Task:
Which lines of the data contain the string "Microsoft"? Copy every one of them.

Excerpts from an interface dataset:
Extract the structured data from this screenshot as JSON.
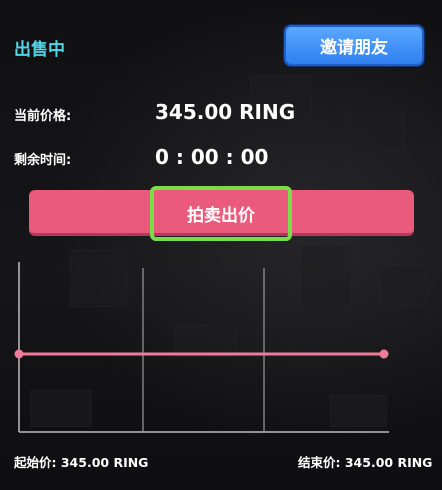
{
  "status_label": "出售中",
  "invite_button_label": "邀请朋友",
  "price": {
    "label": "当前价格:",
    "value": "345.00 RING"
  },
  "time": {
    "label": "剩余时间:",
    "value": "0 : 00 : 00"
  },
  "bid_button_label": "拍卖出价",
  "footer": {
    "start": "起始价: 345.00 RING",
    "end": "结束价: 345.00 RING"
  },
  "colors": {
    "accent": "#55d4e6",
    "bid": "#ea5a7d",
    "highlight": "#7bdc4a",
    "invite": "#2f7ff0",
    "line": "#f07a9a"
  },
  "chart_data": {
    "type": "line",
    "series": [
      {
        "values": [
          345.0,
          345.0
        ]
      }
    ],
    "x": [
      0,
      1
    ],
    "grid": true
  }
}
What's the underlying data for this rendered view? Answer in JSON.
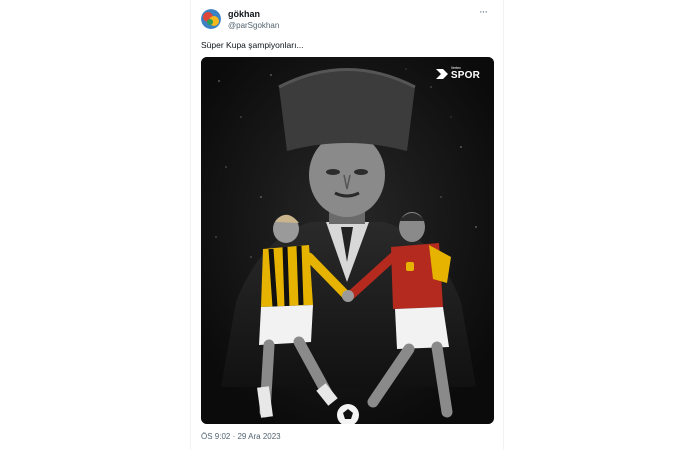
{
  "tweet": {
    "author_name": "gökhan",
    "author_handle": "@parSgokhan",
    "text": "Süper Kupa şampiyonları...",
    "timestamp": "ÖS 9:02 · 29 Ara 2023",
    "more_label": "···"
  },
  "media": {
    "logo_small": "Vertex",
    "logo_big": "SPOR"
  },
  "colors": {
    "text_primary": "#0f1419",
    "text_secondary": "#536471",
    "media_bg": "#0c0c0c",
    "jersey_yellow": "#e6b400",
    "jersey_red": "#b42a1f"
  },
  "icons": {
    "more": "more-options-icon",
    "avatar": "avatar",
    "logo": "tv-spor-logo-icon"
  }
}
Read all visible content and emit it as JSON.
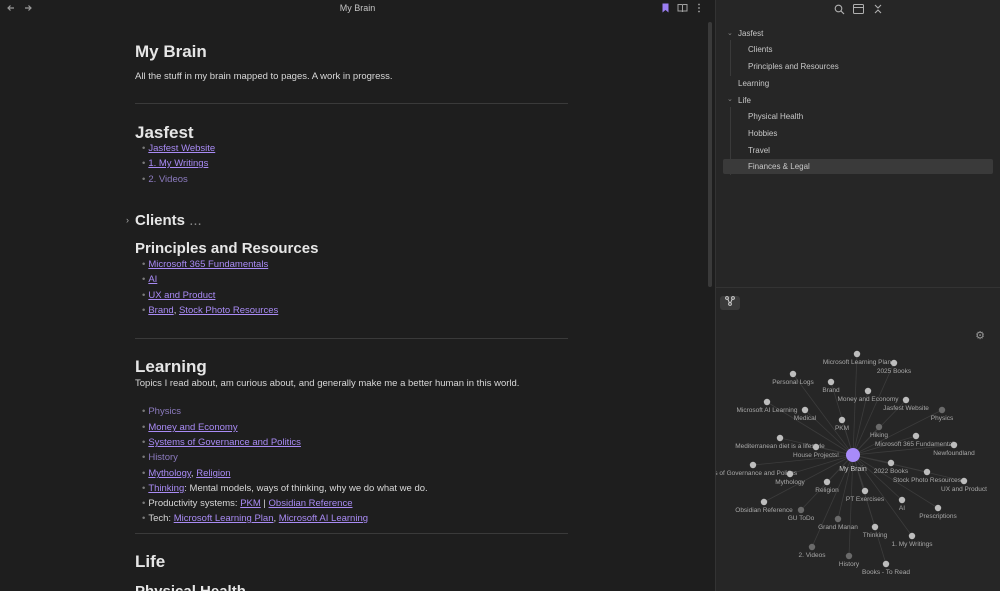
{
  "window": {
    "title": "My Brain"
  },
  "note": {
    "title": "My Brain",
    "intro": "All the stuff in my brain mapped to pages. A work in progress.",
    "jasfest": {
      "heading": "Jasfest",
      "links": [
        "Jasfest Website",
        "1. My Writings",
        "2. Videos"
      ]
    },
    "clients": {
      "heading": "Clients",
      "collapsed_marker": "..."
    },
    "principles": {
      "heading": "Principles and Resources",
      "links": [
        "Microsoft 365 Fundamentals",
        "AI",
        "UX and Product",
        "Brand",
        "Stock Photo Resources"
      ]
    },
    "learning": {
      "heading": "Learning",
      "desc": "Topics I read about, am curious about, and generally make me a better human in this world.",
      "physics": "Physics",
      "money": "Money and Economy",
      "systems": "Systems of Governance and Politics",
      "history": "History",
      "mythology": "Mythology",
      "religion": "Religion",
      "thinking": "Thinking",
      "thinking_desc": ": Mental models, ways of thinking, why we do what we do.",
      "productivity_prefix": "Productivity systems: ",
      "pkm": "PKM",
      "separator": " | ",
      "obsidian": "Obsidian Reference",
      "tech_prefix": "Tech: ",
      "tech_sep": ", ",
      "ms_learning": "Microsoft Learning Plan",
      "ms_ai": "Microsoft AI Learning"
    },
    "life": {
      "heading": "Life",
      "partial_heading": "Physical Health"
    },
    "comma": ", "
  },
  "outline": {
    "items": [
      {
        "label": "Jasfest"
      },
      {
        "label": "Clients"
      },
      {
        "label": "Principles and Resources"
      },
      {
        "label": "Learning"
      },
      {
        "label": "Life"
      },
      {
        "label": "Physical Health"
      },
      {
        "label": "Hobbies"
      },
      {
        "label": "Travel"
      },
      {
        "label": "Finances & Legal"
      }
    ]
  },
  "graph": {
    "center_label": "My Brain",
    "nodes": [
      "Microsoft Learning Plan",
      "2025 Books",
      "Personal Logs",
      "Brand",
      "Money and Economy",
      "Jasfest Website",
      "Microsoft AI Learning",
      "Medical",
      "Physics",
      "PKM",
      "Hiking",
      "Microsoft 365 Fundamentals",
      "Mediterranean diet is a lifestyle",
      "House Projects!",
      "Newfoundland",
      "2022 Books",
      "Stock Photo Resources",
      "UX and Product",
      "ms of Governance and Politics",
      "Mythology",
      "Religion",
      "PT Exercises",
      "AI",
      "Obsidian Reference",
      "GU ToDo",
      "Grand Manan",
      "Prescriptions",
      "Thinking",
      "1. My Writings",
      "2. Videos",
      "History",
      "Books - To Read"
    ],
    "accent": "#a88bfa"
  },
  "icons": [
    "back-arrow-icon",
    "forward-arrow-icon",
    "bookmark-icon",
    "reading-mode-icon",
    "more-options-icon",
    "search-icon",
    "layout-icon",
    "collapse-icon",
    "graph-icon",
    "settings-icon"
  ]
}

Answer space:
        "Microsoft 365 Fundamentals",
      "ms_learning": "Microsoft Learning Plan",
      "ms_ai": "Microsoft AI Learning"
      "Microsoft Learning Plan",
      "Microsoft AI Learning",
      "Microsoft 365 Fundamentals",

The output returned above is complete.